Now we come to the Salsa Rangefinder. Any bike in this series offers beginner mountain biking enthusiasts customizability and ease of use. It’s on the lower end of our pricey list at $1,300, and you can use it for trails as sleek or as complex as you desire.
Rangefinders can fit both 27-inch and 29-inch tires, so you can switch them out as you please. You can drop your saddle whenever you need to by just pressing a button. Its aluminum frame is sprightly, and the handling is responsive so you can always be in control.
What To Look Out For
We mentioned some great models and brands of bikes above, but you can also have an idea before you shop about what you are looking for regarding the features of the bike you’re looking for.
If you know you will be switching to many different inclines while riding, look for a dropper saddle—that way you can always work smarter to get up and down those hills, not harder. Also, check out the tires. Are they made for sandy, pebbly, rocky, or hilly terrain, or perhaps pavement? What surfaces do you expect to encounter on your adventures?
Then there is the debate between aluminum and carbon frames. Carbon frames are now much more durable than they used to be, so you no longer have to worry about the frame being brittle or sustaining damage from normal use. They are slightly lighter than aluminum frames. However, carbon-framed bikes can cost twice as much as their aluminum counterparts.
Though carbon frames are durable and lighter, they are only minimally lighter than aluminum frames. What matters the most is the rider’s skill and reaction time, not the minuscule weight difference between types of frames.
One of the most important things to look out for when choosing your new mountain bike is comfort, and with that come dimensions and suspension. Is it the right size for you?

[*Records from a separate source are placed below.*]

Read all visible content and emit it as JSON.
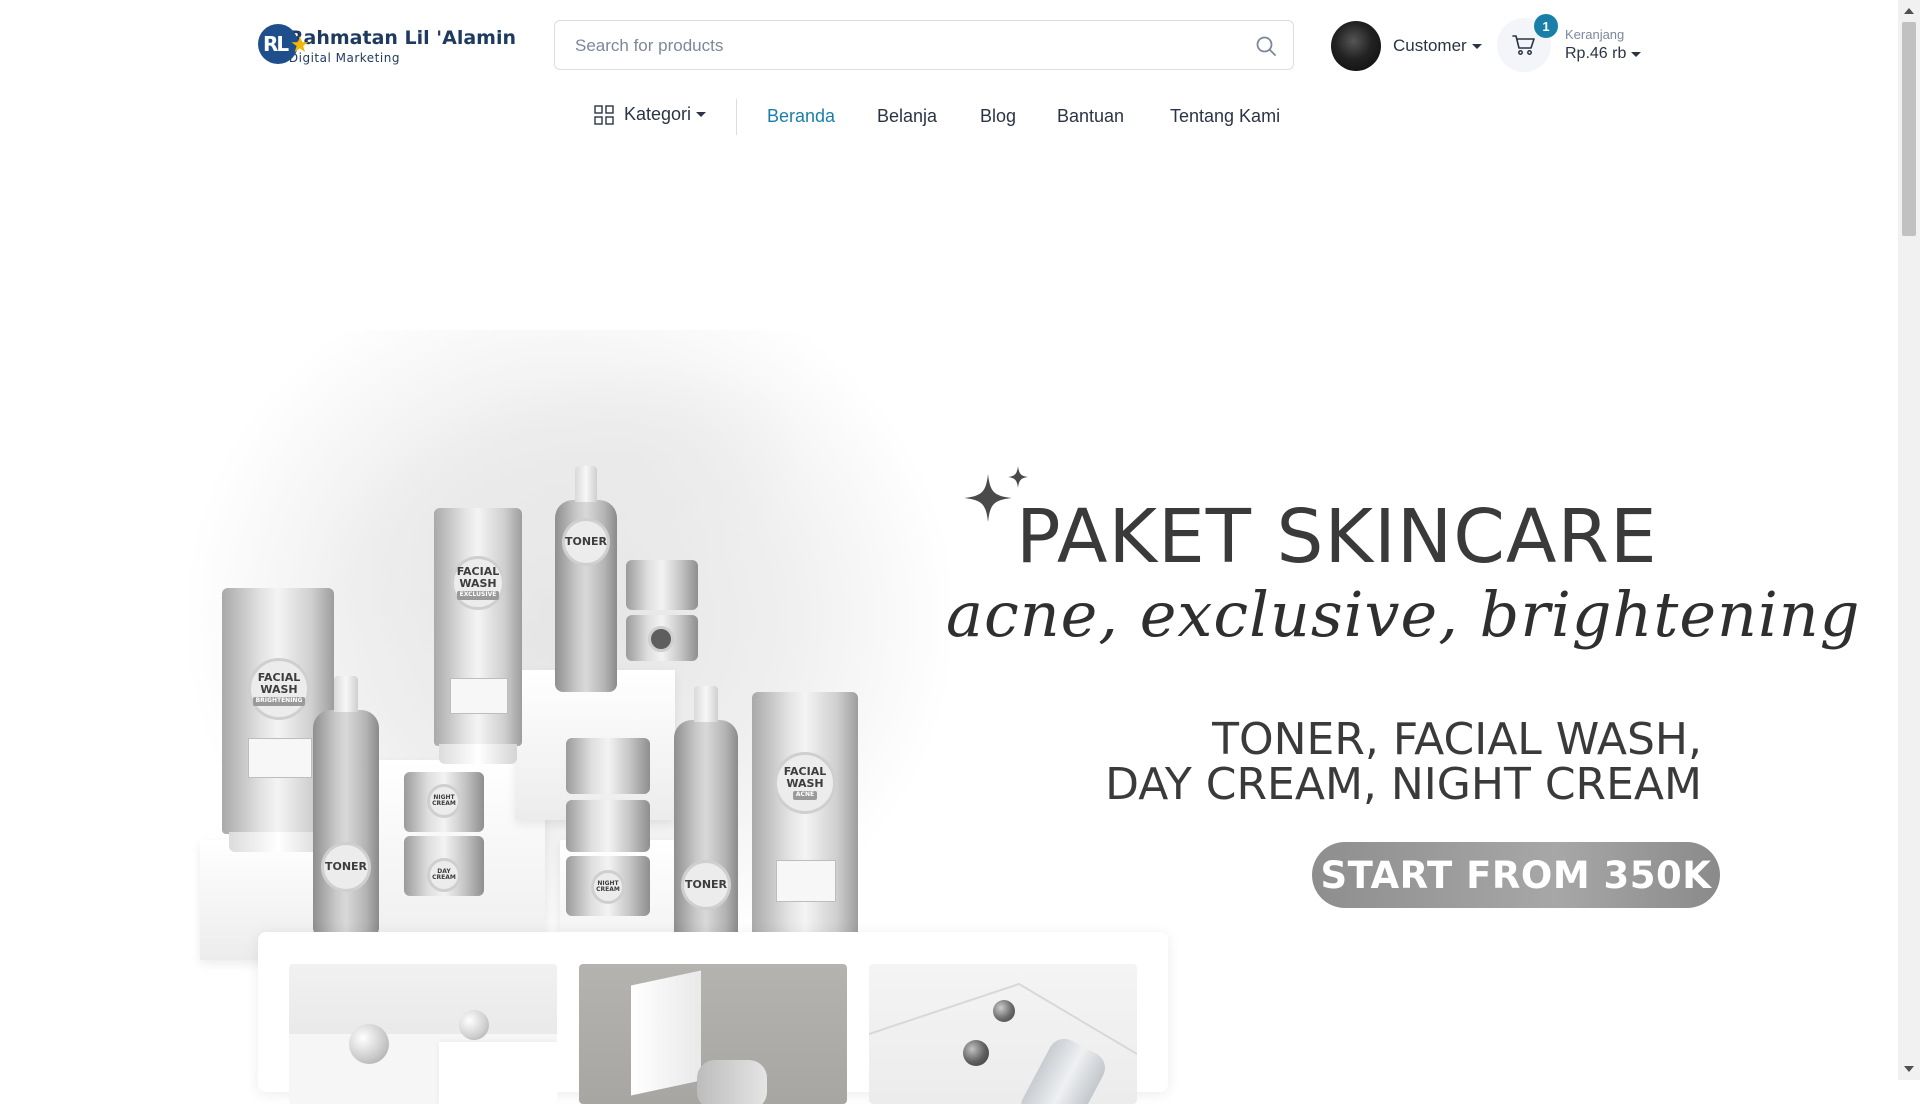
{
  "brand": {
    "logo_letters": "RL",
    "name": "Rahmatan Lil 'Alamin",
    "tagline": "Digital Marketing"
  },
  "search": {
    "placeholder": "Search for products"
  },
  "account": {
    "label": "Customer"
  },
  "cart": {
    "count": "1",
    "label": "Keranjang",
    "total": "Rp.46 rb"
  },
  "nav": {
    "category_label": "Kategori",
    "items": [
      {
        "label": "Beranda",
        "active": true
      },
      {
        "label": "Belanja",
        "active": false
      },
      {
        "label": "Blog",
        "active": false
      },
      {
        "label": "Bantuan",
        "active": false
      },
      {
        "label": "Tentang Kami",
        "active": false
      }
    ]
  },
  "hero": {
    "title": "PAKET SKINCARE",
    "script": "acne, exclusive, brightening",
    "line1": "TONER, FACIAL WASH,",
    "line2": "DAY CREAM, NIGHT CREAM",
    "cta": "START FROM 350K",
    "product_labels": {
      "facial_wash": "FACIAL WASH",
      "toner": "TONER",
      "night_cream": "NIGHT CREAM",
      "day_cream": "DAY CREAM",
      "brightening": "BRIGHTENING",
      "acne": "ACNE",
      "exclusive": "EXCLUSIVE"
    }
  },
  "icons": {
    "search": "search-icon",
    "cart": "cart-icon",
    "category": "grid-icon",
    "caret": "caret-down-icon",
    "sparkle": "sparkle-icon"
  },
  "colors": {
    "accent": "#1a7fa8",
    "text": "#2b3445",
    "muted": "#7d879c",
    "cta_bg": "#9a9a9a"
  }
}
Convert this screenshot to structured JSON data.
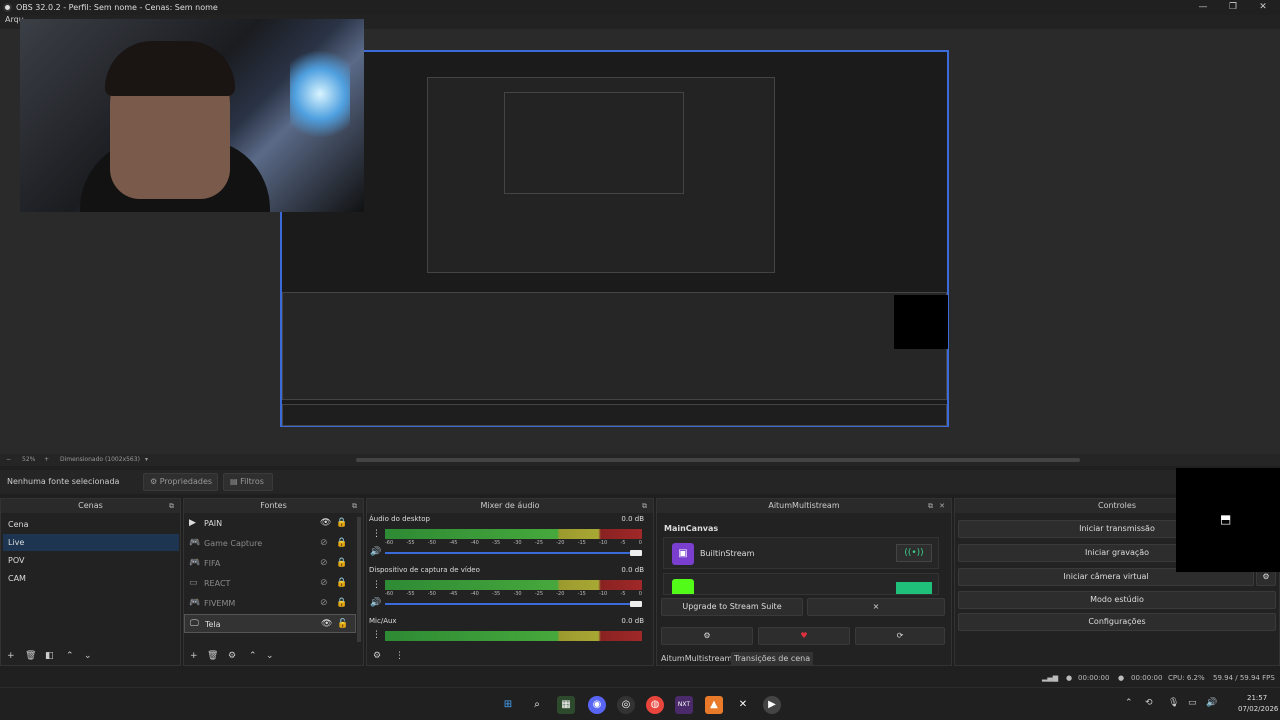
{
  "window": {
    "title": "OBS 32.0.2 - Perfil: Sem nome - Cenas: Sem nome",
    "menu_partial": "Arqu"
  },
  "zoom": {
    "minus": "−",
    "level": "52%",
    "plus": "+",
    "mode": "Dimensionado (1002x563)"
  },
  "source_toolbar": {
    "none_selected": "Nenhuma fonte selecionada",
    "properties": "Propriedades",
    "filters": "Filtros"
  },
  "scenes": {
    "title": "Cenas",
    "items": [
      "Cena",
      "Live",
      "POV",
      "CAM"
    ],
    "selected": 1
  },
  "sources": {
    "title": "Fontes",
    "items": [
      {
        "name": "PAIN",
        "icon": "play-icon",
        "visible": true
      },
      {
        "name": "Game Capture",
        "icon": "gamepad-icon",
        "visible": false
      },
      {
        "name": "FIFA",
        "icon": "gamepad-icon",
        "visible": false
      },
      {
        "name": "REACT",
        "icon": "window-icon",
        "visible": false
      },
      {
        "name": "FIVEMM",
        "icon": "gamepad-icon",
        "visible": false
      },
      {
        "name": "Tela",
        "icon": "monitor-icon",
        "visible": true
      }
    ]
  },
  "mixer": {
    "title": "Mixer de áudio",
    "channels": [
      {
        "name": "Áudio do desktop",
        "db": "0.0 dB"
      },
      {
        "name": "Dispositivo de captura de vídeo",
        "db": "0.0 dB"
      },
      {
        "name": "Mic/Aux",
        "db": "0.0 dB"
      }
    ],
    "ticks": [
      "-60",
      "-55",
      "-50",
      "-45",
      "-40",
      "-35",
      "-30",
      "-25",
      "-20",
      "-15",
      "-10",
      "-5",
      "0"
    ]
  },
  "multistream": {
    "title": "AitumMultistream",
    "canvas": "MainCanvas",
    "stream": "BuiltinStream",
    "upgrade": "Upgrade to Stream Suite",
    "close": "×",
    "tabs": [
      "AitumMultistream",
      "Transições de cena"
    ]
  },
  "controls": {
    "title": "Controles",
    "buttons": [
      "Iniciar transmissão",
      "Iniciar gravação",
      "Iniciar câmera virtual",
      "Modo estúdio",
      "Configurações"
    ]
  },
  "status": {
    "stream_time": "00:00:00",
    "rec_time": "00:00:00",
    "cpu": "CPU: 6.2%",
    "fps": "59.94 / 59.94 FPS"
  },
  "taskbar": {
    "time": "21:57",
    "date": "07/02/2026"
  }
}
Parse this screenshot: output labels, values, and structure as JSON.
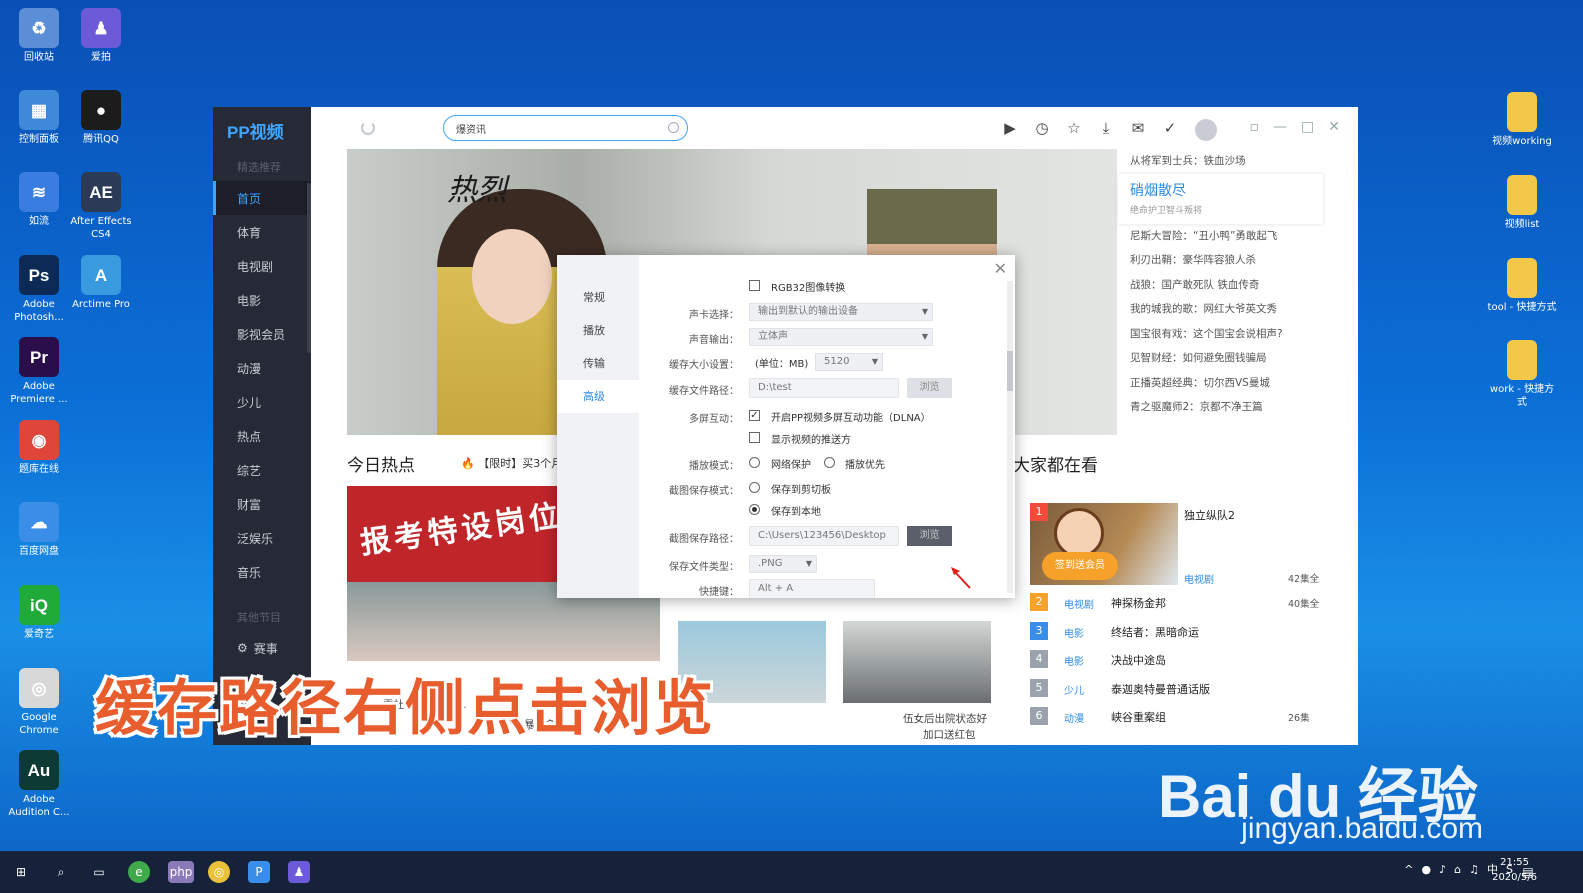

Are you contorting yourself into crazy postures just to sit on it? Does the suspension absorb most of the shock you would get on the trail when you take it for a test ride?
If you keep these factors in mind when making your choice, along with the attributes we mentioned above, you will find that set of wheels that can take you anywhere you want to explore.
Read also: Best Women’s Road Bikes for Beginners